═════ SUPPLIED DATA ═════

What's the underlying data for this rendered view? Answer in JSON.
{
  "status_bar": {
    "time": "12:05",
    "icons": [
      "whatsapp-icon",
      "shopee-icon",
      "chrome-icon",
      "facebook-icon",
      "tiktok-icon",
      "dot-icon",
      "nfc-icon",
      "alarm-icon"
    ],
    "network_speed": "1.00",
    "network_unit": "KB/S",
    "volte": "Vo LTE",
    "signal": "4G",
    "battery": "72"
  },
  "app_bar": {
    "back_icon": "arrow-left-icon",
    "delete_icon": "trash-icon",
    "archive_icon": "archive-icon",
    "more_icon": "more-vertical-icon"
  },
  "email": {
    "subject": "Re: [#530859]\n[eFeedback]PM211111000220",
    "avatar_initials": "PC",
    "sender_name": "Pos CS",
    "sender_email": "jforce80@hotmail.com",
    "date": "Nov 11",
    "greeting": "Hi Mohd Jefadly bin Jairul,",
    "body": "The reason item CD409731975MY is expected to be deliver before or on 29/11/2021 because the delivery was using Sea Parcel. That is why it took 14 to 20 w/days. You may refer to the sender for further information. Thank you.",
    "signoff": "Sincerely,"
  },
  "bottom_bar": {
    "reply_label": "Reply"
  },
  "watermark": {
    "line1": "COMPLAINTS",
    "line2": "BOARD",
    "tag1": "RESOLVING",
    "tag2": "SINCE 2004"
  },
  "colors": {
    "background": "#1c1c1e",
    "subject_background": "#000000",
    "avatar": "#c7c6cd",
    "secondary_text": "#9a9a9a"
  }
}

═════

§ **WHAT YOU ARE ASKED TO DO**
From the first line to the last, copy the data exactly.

§ **COMPLETED EXERCISE**
What's the underlying data for this rendered view? Answer in JSON.
{
  "status_bar": {
    "time": "12:05",
    "icons": [
      "whatsapp-icon",
      "shopee-icon",
      "chrome-icon",
      "facebook-icon",
      "tiktok-icon",
      "dot-icon",
      "nfc-icon",
      "alarm-icon"
    ],
    "network_speed": "1.00",
    "network_unit": "KB/S",
    "volte": "Vo LTE",
    "signal": "4G",
    "battery": "72"
  },
  "app_bar": {
    "back_icon": "arrow-left-icon",
    "delete_icon": "trash-icon",
    "archive_icon": "archive-icon",
    "more_icon": "more-vertical-icon"
  },
  "email": {
    "subject": "Re: [#530859]\n[eFeedback]PM211111000220",
    "avatar_initials": "PC",
    "sender_name": "Pos CS",
    "sender_email": "jforce80@hotmail.com",
    "date": "Nov 11",
    "greeting": "Hi Mohd Jefadly bin Jairul,",
    "body": "The reason item CD409731975MY is expected to be deliver before or on 29/11/2021 because the delivery was using Sea Parcel. That is why it took 14 to 20 w/days. You may refer to the sender for further information. Thank you.",
    "signoff": "Sincerely,"
  },
  "bottom_bar": {
    "reply_label": "Reply"
  },
  "watermark": {
    "line1": "COMPLAINTS",
    "line2": "BOARD",
    "tag1": "RESOLVING",
    "tag2": "SINCE 2004"
  },
  "colors": {
    "background": "#1c1c1e",
    "subject_background": "#000000",
    "avatar": "#c7c6cd",
    "secondary_text": "#9a9a9a"
  }
}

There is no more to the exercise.